◆ Data to examine ◆
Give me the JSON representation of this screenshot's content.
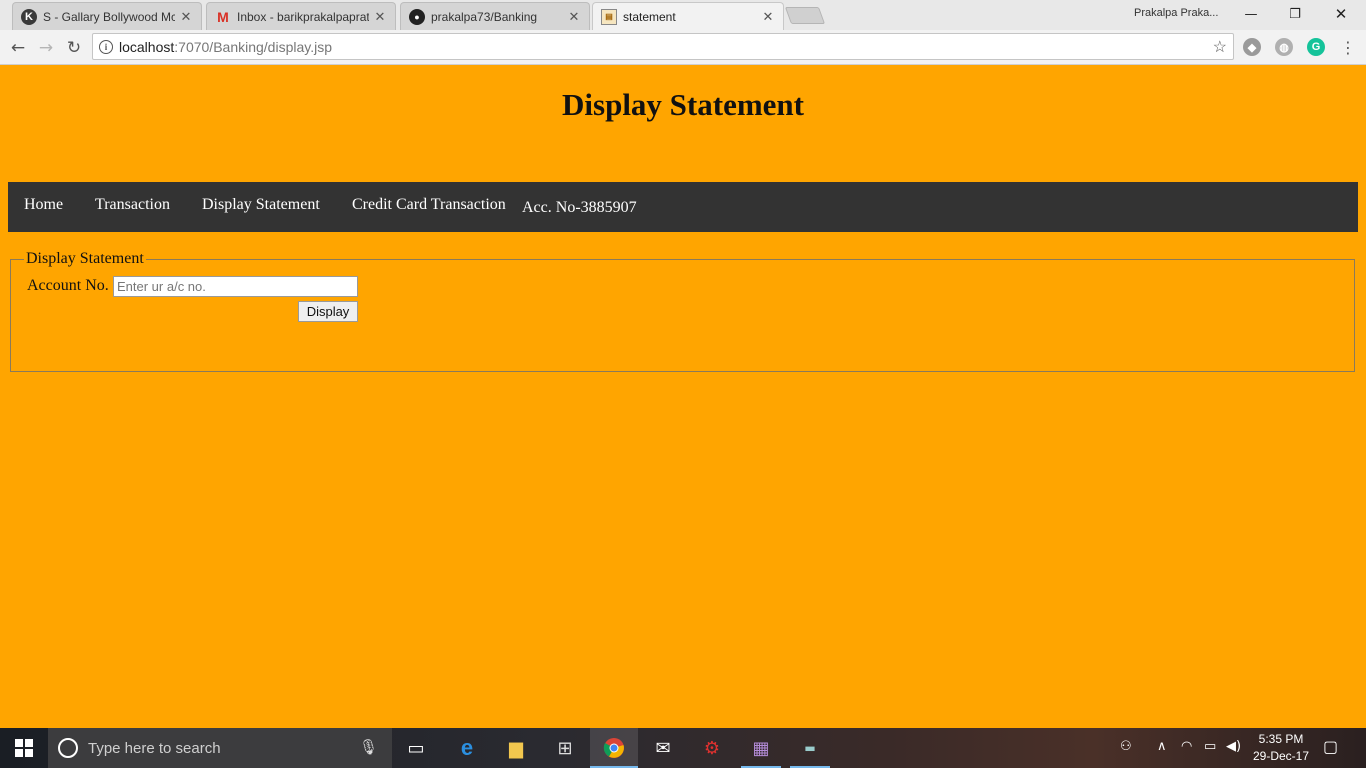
{
  "browser": {
    "tabs": [
      {
        "title": "S - Gallary Bollywood Mc",
        "icon": "k-logo-icon"
      },
      {
        "title": "Inbox - barikprakalpaprat",
        "icon": "gmail-icon"
      },
      {
        "title": "prakalpa73/Banking",
        "icon": "github-icon"
      },
      {
        "title": "statement",
        "icon": "page-favicon-icon"
      }
    ],
    "profile_name": "Prakalpa Praka...",
    "url_host": "localhost",
    "url_path": ":7070/Banking/display.jsp"
  },
  "page": {
    "heading": "Display Statement",
    "nav": {
      "home": "Home",
      "transaction": "Transaction",
      "display_statement": "Display Statement",
      "credit_card": "Credit Card Transaction",
      "account_info": "Acc. No-3885907"
    },
    "form": {
      "legend": "Display Statement",
      "account_label": "Account No.",
      "account_placeholder": "Enter ur a/c no.",
      "account_value": "",
      "submit_label": "Display"
    },
    "colors": {
      "background": "#ffa500",
      "navbar": "#333333"
    }
  },
  "taskbar": {
    "search_placeholder": "Type here to search",
    "time": "5:35 PM",
    "date": "29-Dec-17"
  }
}
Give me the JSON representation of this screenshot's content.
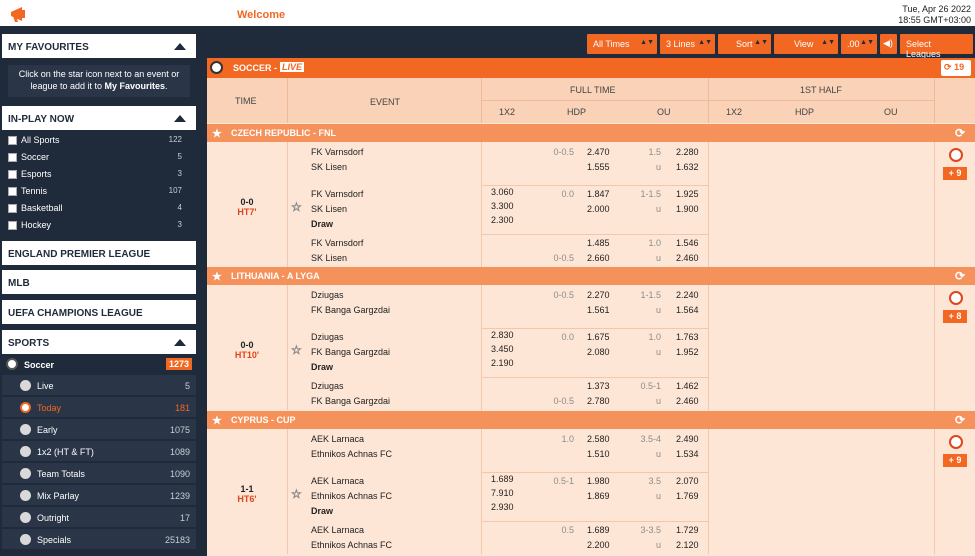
{
  "header": {
    "welcome": "Welcome",
    "date": "Tue, Apr 26 2022",
    "time": "18:55 GMT+03:00"
  },
  "sidebar": {
    "favourites_title": "MY FAVOURITES",
    "favourites_msg_1": "Click on the star icon next to an event or",
    "favourites_msg_2": "league to add it to ",
    "favourites_msg_bold": "My Favourites",
    "favourites_msg_end": ".",
    "inplay_title": "IN-PLAY NOW",
    "inplay": [
      {
        "label": "All Sports",
        "count": "122"
      },
      {
        "label": "Soccer",
        "count": "5"
      },
      {
        "label": "Esports",
        "count": "3"
      },
      {
        "label": "Tennis",
        "count": "107"
      },
      {
        "label": "Basketball",
        "count": "4"
      },
      {
        "label": "Hockey",
        "count": "3"
      }
    ],
    "links": [
      "ENGLAND PREMIER LEAGUE",
      "MLB",
      "UEFA CHAMPIONS LEAGUE"
    ],
    "sports_title": "SPORTS",
    "soccer": {
      "label": "Soccer",
      "count": "1273"
    },
    "soccer_items": [
      {
        "label": "Live",
        "count": "5"
      },
      {
        "label": "Today",
        "count": "181"
      },
      {
        "label": "Early",
        "count": "1075"
      },
      {
        "label": "1x2 (HT & FT)",
        "count": "1089"
      },
      {
        "label": "Team Totals",
        "count": "1090"
      },
      {
        "label": "Mix Parlay",
        "count": "1239"
      },
      {
        "label": "Outright",
        "count": "17"
      },
      {
        "label": "Specials",
        "count": "25183"
      }
    ]
  },
  "filters": {
    "times": "All Times",
    "lines": "3 Lines",
    "sort": "Sort",
    "view": "View",
    "odds": ".00",
    "leagues": "Select Leagues"
  },
  "main": {
    "title": "SOCCER - ",
    "live": "LIVE",
    "refresh_count": "19",
    "cols": {
      "time": "TIME",
      "event": "EVENT",
      "full_time": "FULL TIME",
      "first_half": "1ST HALF",
      "x12": "1X2",
      "hdp": "HDP",
      "ou": "OU",
      "x12b": "1X2",
      "hdpb": "HDP",
      "oub": "OU"
    },
    "leagues": [
      {
        "name": "CZECH REPUBLIC - FNL",
        "score": "0-0",
        "period": "HT7'",
        "more": "+ 9",
        "lines": [
          {
            "home": "FK Varnsdorf",
            "away": "SK Lisen",
            "draw": "",
            "x1": "",
            "x2": "",
            "xd": "",
            "hdp_h": "0-0.5",
            "hdp_a": "",
            "odds_h": "2.470",
            "odds_a": "1.555",
            "ou_h": "1.5",
            "ou_a": "u",
            "ouo_h": "2.280",
            "ouo_a": "1.632"
          },
          {
            "home": "FK Varnsdorf",
            "away": "SK Lisen",
            "draw": "Draw",
            "x1": "3.060",
            "x2": "3.300",
            "xd": "2.300",
            "hdp_h": "0.0",
            "hdp_a": "",
            "odds_h": "1.847",
            "odds_a": "2.000",
            "ou_h": "1-1.5",
            "ou_a": "u",
            "ouo_h": "1.925",
            "ouo_a": "1.900"
          },
          {
            "home": "FK Varnsdorf",
            "away": "SK Lisen",
            "draw": "",
            "x1": "",
            "x2": "",
            "xd": "",
            "hdp_h": "",
            "hdp_a": "0-0.5",
            "odds_h": "1.485",
            "odds_a": "2.660",
            "ou_h": "1.0",
            "ou_a": "u",
            "ouo_h": "1.546",
            "ouo_a": "2.460"
          }
        ]
      },
      {
        "name": "LITHUANIA - A LYGA",
        "score": "0-0",
        "period": "HT10'",
        "more": "+ 8",
        "lines": [
          {
            "home": "Dziugas",
            "away": "FK Banga Gargzdai",
            "draw": "",
            "x1": "",
            "x2": "",
            "xd": "",
            "hdp_h": "0-0.5",
            "hdp_a": "",
            "odds_h": "2.270",
            "odds_a": "1.561",
            "ou_h": "1-1.5",
            "ou_a": "u",
            "ouo_h": "2.240",
            "ouo_a": "1.564"
          },
          {
            "home": "Dziugas",
            "away": "FK Banga Gargzdai",
            "draw": "Draw",
            "x1": "2.830",
            "x2": "3.450",
            "xd": "2.190",
            "hdp_h": "0.0",
            "hdp_a": "",
            "odds_h": "1.675",
            "odds_a": "2.080",
            "ou_h": "1.0",
            "ou_a": "u",
            "ouo_h": "1.763",
            "ouo_a": "1.952"
          },
          {
            "home": "Dziugas",
            "away": "FK Banga Gargzdai",
            "draw": "",
            "x1": "",
            "x2": "",
            "xd": "",
            "hdp_h": "",
            "hdp_a": "0-0.5",
            "odds_h": "1.373",
            "odds_a": "2.780",
            "ou_h": "0.5-1",
            "ou_a": "u",
            "ouo_h": "1.462",
            "ouo_a": "2.460"
          }
        ]
      },
      {
        "name": "CYPRUS - CUP",
        "score": "1-1",
        "period": "HT6'",
        "more": "+ 9",
        "lines": [
          {
            "home": "AEK Larnaca",
            "away": "Ethnikos Achnas FC",
            "draw": "",
            "x1": "",
            "x2": "",
            "xd": "",
            "hdp_h": "1.0",
            "hdp_a": "",
            "odds_h": "2.580",
            "odds_a": "1.510",
            "ou_h": "3.5-4",
            "ou_a": "u",
            "ouo_h": "2.490",
            "ouo_a": "1.534"
          },
          {
            "home": "AEK Larnaca",
            "away": "Ethnikos Achnas FC",
            "draw": "Draw",
            "x1": "1.689",
            "x2": "7.910",
            "xd": "2.930",
            "hdp_h": "0.5-1",
            "hdp_a": "",
            "odds_h": "1.980",
            "odds_a": "1.869",
            "ou_h": "3.5",
            "ou_a": "u",
            "ouo_h": "2.070",
            "ouo_a": "1.769"
          },
          {
            "home": "AEK Larnaca",
            "away": "Ethnikos Achnas FC",
            "draw": "",
            "x1": "",
            "x2": "",
            "xd": "",
            "hdp_h": "0.5",
            "hdp_a": "",
            "odds_h": "1.689",
            "odds_a": "2.200",
            "ou_h": "3-3.5",
            "ou_a": "u",
            "ouo_h": "1.729",
            "ouo_a": "2.120"
          }
        ]
      }
    ]
  }
}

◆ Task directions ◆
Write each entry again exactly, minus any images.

◆ Response area ◆
Give me the JSON representation of this screenshot's content.
{
  "browser": {
    "tabs": [
      {
        "title": "S - Gallary Bollywood Mc",
        "icon": "k-logo-icon"
      },
      {
        "title": "Inbox - barikprakalpaprat",
        "icon": "gmail-icon"
      },
      {
        "title": "prakalpa73/Banking",
        "icon": "github-icon"
      },
      {
        "title": "statement",
        "icon": "page-favicon-icon"
      }
    ],
    "profile_name": "Prakalpa Praka...",
    "url_host": "localhost",
    "url_path": ":7070/Banking/display.jsp"
  },
  "page": {
    "heading": "Display Statement",
    "nav": {
      "home": "Home",
      "transaction": "Transaction",
      "display_statement": "Display Statement",
      "credit_card": "Credit Card Transaction",
      "account_info": "Acc. No-3885907"
    },
    "form": {
      "legend": "Display Statement",
      "account_label": "Account No.",
      "account_placeholder": "Enter ur a/c no.",
      "account_value": "",
      "submit_label": "Display"
    },
    "colors": {
      "background": "#ffa500",
      "navbar": "#333333"
    }
  },
  "taskbar": {
    "search_placeholder": "Type here to search",
    "time": "5:35 PM",
    "date": "29-Dec-17"
  }
}
Give me the JSON representation of this screenshot's content.
{
  "header": {
    "welcome": "Welcome",
    "date": "Tue, Apr 26 2022",
    "time": "18:55 GMT+03:00"
  },
  "sidebar": {
    "favourites_title": "MY FAVOURITES",
    "favourites_msg_1": "Click on the star icon next to an event or",
    "favourites_msg_2": "league to add it to ",
    "favourites_msg_bold": "My Favourites",
    "favourites_msg_end": ".",
    "inplay_title": "IN-PLAY NOW",
    "inplay": [
      {
        "label": "All Sports",
        "count": "122"
      },
      {
        "label": "Soccer",
        "count": "5"
      },
      {
        "label": "Esports",
        "count": "3"
      },
      {
        "label": "Tennis",
        "count": "107"
      },
      {
        "label": "Basketball",
        "count": "4"
      },
      {
        "label": "Hockey",
        "count": "3"
      }
    ],
    "links": [
      "ENGLAND PREMIER LEAGUE",
      "MLB",
      "UEFA CHAMPIONS LEAGUE"
    ],
    "sports_title": "SPORTS",
    "soccer": {
      "label": "Soccer",
      "count": "1273"
    },
    "soccer_items": [
      {
        "label": "Live",
        "count": "5"
      },
      {
        "label": "Today",
        "count": "181"
      },
      {
        "label": "Early",
        "count": "1075"
      },
      {
        "label": "1x2 (HT & FT)",
        "count": "1089"
      },
      {
        "label": "Team Totals",
        "count": "1090"
      },
      {
        "label": "Mix Parlay",
        "count": "1239"
      },
      {
        "label": "Outright",
        "count": "17"
      },
      {
        "label": "Specials",
        "count": "25183"
      }
    ]
  },
  "filters": {
    "times": "All Times",
    "lines": "3 Lines",
    "sort": "Sort",
    "view": "View",
    "odds": ".00",
    "leagues": "Select Leagues"
  },
  "main": {
    "title": "SOCCER - ",
    "live": "LIVE",
    "refresh_count": "19",
    "cols": {
      "time": "TIME",
      "event": "EVENT",
      "full_time": "FULL TIME",
      "first_half": "1ST HALF",
      "x12": "1X2",
      "hdp": "HDP",
      "ou": "OU",
      "x12b": "1X2",
      "hdpb": "HDP",
      "oub": "OU"
    },
    "leagues": [
      {
        "name": "CZECH REPUBLIC - FNL",
        "score": "0-0",
        "period": "HT7'",
        "more": "+ 9",
        "lines": [
          {
            "home": "FK Varnsdorf",
            "away": "SK Lisen",
            "draw": "",
            "x1": "",
            "x2": "",
            "xd": "",
            "hdp_h": "0-0.5",
            "hdp_a": "",
            "odds_h": "2.470",
            "odds_a": "1.555",
            "ou_h": "1.5",
            "ou_a": "u",
            "ouo_h": "2.280",
            "ouo_a": "1.632"
          },
          {
            "home": "FK Varnsdorf",
            "away": "SK Lisen",
            "draw": "Draw",
            "x1": "3.060",
            "x2": "3.300",
            "xd": "2.300",
            "hdp_h": "0.0",
            "hdp_a": "",
            "odds_h": "1.847",
            "odds_a": "2.000",
            "ou_h": "1-1.5",
            "ou_a": "u",
            "ouo_h": "1.925",
            "ouo_a": "1.900"
          },
          {
            "home": "FK Varnsdorf",
            "away": "SK Lisen",
            "draw": "",
            "x1": "",
            "x2": "",
            "xd": "",
            "hdp_h": "",
            "hdp_a": "0-0.5",
            "odds_h": "1.485",
            "odds_a": "2.660",
            "ou_h": "1.0",
            "ou_a": "u",
            "ouo_h": "1.546",
            "ouo_a": "2.460"
          }
        ]
      },
      {
        "name": "LITHUANIA - A LYGA",
        "score": "0-0",
        "period": "HT10'",
        "more": "+ 8",
        "lines": [
          {
            "home": "Dziugas",
            "away": "FK Banga Gargzdai",
            "draw": "",
            "x1": "",
            "x2": "",
            "xd": "",
            "hdp_h": "0-0.5",
            "hdp_a": "",
            "odds_h": "2.270",
            "odds_a": "1.561",
            "ou_h": "1-1.5",
            "ou_a": "u",
            "ouo_h": "2.240",
            "ouo_a": "1.564"
          },
          {
            "home": "Dziugas",
            "away": "FK Banga Gargzdai",
            "draw": "Draw",
            "x1": "2.830",
            "x2": "3.450",
            "xd": "2.190",
            "hdp_h": "0.0",
            "hdp_a": "",
            "odds_h": "1.675",
            "odds_a": "2.080",
            "ou_h": "1.0",
            "ou_a": "u",
            "ouo_h": "1.763",
            "ouo_a": "1.952"
          },
          {
            "home": "Dziugas",
            "away": "FK Banga Gargzdai",
            "draw": "",
            "x1": "",
            "x2": "",
            "xd": "",
            "hdp_h": "",
            "hdp_a": "0-0.5",
            "odds_h": "1.373",
            "odds_a": "2.780",
            "ou_h": "0.5-1",
            "ou_a": "u",
            "ouo_h": "1.462",
            "ouo_a": "2.460"
          }
        ]
      },
      {
        "name": "CYPRUS - CUP",
        "score": "1-1",
        "period": "HT6'",
        "more": "+ 9",
        "lines": [
          {
            "home": "AEK Larnaca",
            "away": "Ethnikos Achnas FC",
            "draw": "",
            "x1": "",
            "x2": "",
            "xd": "",
            "hdp_h": "1.0",
            "hdp_a": "",
            "odds_h": "2.580",
            "odds_a": "1.510",
            "ou_h": "3.5-4",
            "ou_a": "u",
            "ouo_h": "2.490",
            "ouo_a": "1.534"
          },
          {
            "home": "AEK Larnaca",
            "away": "Ethnikos Achnas FC",
            "draw": "Draw",
            "x1": "1.689",
            "x2": "7.910",
            "xd": "2.930",
            "hdp_h": "0.5-1",
            "hdp_a": "",
            "odds_h": "1.980",
            "odds_a": "1.869",
            "ou_h": "3.5",
            "ou_a": "u",
            "ouo_h": "2.070",
            "ouo_a": "1.769"
          },
          {
            "home": "AEK Larnaca",
            "away": "Ethnikos Achnas FC",
            "draw": "",
            "x1": "",
            "x2": "",
            "xd": "",
            "hdp_h": "0.5",
            "hdp_a": "",
            "odds_h": "1.689",
            "odds_a": "2.200",
            "ou_h": "3-3.5",
            "ou_a": "u",
            "ouo_h": "1.729",
            "ouo_a": "2.120"
          }
        ]
      }
    ]
  }
}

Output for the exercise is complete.